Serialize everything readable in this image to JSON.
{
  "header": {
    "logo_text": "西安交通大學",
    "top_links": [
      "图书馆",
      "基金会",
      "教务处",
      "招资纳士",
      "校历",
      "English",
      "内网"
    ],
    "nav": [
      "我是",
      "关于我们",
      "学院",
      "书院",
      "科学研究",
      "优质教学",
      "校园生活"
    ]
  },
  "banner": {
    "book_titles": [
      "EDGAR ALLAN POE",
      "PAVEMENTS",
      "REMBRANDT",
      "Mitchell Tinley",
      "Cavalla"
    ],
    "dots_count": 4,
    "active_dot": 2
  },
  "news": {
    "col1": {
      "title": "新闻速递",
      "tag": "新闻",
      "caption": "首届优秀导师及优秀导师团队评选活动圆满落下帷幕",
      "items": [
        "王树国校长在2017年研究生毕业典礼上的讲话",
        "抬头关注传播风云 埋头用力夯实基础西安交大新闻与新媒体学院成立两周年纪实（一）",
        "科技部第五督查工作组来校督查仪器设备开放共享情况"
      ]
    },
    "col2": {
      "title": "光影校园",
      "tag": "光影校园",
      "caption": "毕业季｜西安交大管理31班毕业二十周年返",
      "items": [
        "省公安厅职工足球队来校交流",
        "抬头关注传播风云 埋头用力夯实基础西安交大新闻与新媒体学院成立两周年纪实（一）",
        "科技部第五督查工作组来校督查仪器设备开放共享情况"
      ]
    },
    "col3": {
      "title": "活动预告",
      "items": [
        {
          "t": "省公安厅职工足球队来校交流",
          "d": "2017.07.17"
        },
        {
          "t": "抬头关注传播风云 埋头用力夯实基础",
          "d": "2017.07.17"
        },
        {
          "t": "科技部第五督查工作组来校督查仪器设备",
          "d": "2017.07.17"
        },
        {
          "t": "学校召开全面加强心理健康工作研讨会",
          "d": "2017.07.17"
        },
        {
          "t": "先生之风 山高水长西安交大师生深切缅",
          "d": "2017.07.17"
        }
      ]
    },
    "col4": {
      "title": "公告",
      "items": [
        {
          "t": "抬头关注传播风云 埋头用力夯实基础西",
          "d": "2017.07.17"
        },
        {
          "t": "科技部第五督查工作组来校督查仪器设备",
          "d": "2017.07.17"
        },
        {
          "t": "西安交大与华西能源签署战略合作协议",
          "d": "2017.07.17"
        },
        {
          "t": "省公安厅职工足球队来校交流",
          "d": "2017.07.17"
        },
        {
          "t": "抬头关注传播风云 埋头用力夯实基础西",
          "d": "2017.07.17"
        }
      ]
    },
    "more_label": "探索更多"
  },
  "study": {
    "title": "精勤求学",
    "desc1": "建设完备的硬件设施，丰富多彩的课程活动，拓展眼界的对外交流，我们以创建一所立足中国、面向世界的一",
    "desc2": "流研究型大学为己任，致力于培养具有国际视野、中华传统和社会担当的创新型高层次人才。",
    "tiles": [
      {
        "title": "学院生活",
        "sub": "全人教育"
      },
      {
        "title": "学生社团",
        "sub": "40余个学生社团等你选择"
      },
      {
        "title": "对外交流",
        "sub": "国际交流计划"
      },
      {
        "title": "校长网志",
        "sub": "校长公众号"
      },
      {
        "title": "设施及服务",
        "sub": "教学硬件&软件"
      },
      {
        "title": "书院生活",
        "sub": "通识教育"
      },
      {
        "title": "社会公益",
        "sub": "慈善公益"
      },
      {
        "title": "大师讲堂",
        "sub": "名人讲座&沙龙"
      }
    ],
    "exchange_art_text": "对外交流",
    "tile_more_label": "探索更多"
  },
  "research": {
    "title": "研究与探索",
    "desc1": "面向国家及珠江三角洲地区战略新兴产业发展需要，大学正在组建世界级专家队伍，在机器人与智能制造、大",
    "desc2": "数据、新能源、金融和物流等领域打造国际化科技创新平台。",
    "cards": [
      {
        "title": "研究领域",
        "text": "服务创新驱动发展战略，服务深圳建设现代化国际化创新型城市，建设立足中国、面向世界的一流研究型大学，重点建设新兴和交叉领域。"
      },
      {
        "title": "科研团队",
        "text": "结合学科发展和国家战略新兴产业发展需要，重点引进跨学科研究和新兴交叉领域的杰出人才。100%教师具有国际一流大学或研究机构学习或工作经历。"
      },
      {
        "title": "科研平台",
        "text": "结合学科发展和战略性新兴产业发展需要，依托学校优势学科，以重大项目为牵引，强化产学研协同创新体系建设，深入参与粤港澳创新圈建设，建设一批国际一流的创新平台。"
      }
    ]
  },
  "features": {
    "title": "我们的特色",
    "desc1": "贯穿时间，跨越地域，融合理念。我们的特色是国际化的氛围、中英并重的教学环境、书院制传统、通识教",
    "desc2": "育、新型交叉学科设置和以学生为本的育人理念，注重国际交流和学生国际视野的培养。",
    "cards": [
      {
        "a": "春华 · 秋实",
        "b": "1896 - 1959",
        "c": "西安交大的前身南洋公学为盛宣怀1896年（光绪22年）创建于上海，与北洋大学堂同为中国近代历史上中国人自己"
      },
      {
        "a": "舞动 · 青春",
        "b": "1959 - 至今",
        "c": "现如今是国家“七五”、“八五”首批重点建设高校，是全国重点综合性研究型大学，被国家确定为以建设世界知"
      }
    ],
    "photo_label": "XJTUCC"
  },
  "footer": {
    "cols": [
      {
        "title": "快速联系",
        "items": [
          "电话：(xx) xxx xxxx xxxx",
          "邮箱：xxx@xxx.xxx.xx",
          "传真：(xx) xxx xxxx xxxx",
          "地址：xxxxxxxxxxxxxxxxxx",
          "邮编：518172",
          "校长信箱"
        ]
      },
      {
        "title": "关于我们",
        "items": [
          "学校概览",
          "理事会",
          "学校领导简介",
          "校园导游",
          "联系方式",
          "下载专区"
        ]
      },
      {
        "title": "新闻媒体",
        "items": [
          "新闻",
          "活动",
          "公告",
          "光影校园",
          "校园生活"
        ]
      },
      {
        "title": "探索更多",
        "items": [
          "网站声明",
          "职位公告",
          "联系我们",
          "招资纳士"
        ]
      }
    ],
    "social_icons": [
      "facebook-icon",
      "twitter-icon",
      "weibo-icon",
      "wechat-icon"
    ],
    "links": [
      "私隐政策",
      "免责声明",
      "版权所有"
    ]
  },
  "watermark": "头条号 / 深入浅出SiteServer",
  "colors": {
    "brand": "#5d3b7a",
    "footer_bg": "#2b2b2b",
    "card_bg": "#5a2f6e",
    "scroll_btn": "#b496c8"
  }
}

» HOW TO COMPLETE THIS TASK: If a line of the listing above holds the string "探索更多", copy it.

» EXERCISE OUTPUT:
    "more_label": "探索更多"
    "tile_more_label": "探索更多"
        "title": "探索更多",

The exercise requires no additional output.